    0
    AbdieT
    AbdieT

    Question 5 months ago on Introduction

    Mr. TeckMartain,

    Why are you using 1/1023 instead of 1/4095? Isn't ESP32 a 12 bit system? Please clarify. Also, please give a bit more detail on why your measured value is only divided by 1023 but not multiplied by 3.3 volts. Have you confirmed this with the ESP32 manufacturer?

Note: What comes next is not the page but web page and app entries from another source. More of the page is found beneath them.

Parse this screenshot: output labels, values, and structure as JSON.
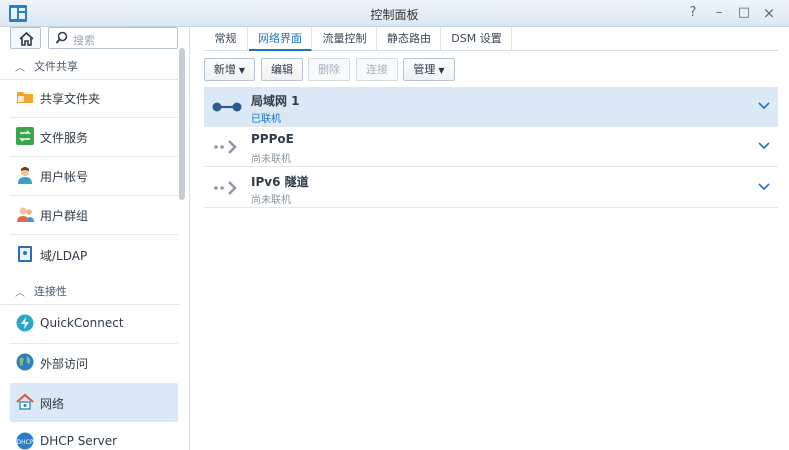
{
  "window": {
    "title": "控制面板",
    "help": "?",
    "minimize": "–",
    "maximize": "□",
    "close": "×"
  },
  "sidebar": {
    "search_placeholder": "搜索",
    "sections": [
      {
        "label": "文件共享"
      },
      {
        "label": "连接性"
      }
    ],
    "items": [
      {
        "label": "共享文件夹"
      },
      {
        "label": "文件服务"
      },
      {
        "label": "用户帐号"
      },
      {
        "label": "用户群组"
      },
      {
        "label": "域/LDAP"
      },
      {
        "label": "QuickConnect"
      },
      {
        "label": "外部访问"
      },
      {
        "label": "网络"
      },
      {
        "label": "DHCP Server"
      }
    ]
  },
  "tabs": [
    {
      "label": "常规"
    },
    {
      "label": "网络界面"
    },
    {
      "label": "流量控制"
    },
    {
      "label": "静态路由"
    },
    {
      "label": "DSM 设置"
    }
  ],
  "toolbar": {
    "create": "新增",
    "edit": "编辑",
    "delete": "删除",
    "connect": "连接",
    "manage": "管理"
  },
  "interfaces": [
    {
      "name": "局域网 1",
      "status": "已联机"
    },
    {
      "name": "PPPoE",
      "status": "尚未联机"
    },
    {
      "name": "IPv6 隧道",
      "status": "尚未联机"
    }
  ],
  "colors": {
    "accent": "#1a73c7",
    "selected_bg": "#dbe9f7"
  }
}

Thanks.

    Abdie

    0
    frucot
    frucot

    12 months ago

    For me, normalization of 2^12 seems not to work : for a temp of approximately 25°C it give me -30°C instead of +25°C.
    A piece of code :
    tempVal =analogRead(tempPin);
    volts = tempVal / (4095.0); // normalize by the maximum temperature raw reading range
    temp = (volts -0.5) *100; //calculate temperature celsius from voltage as per the equation found on the sensor spec sheet.

    Why ?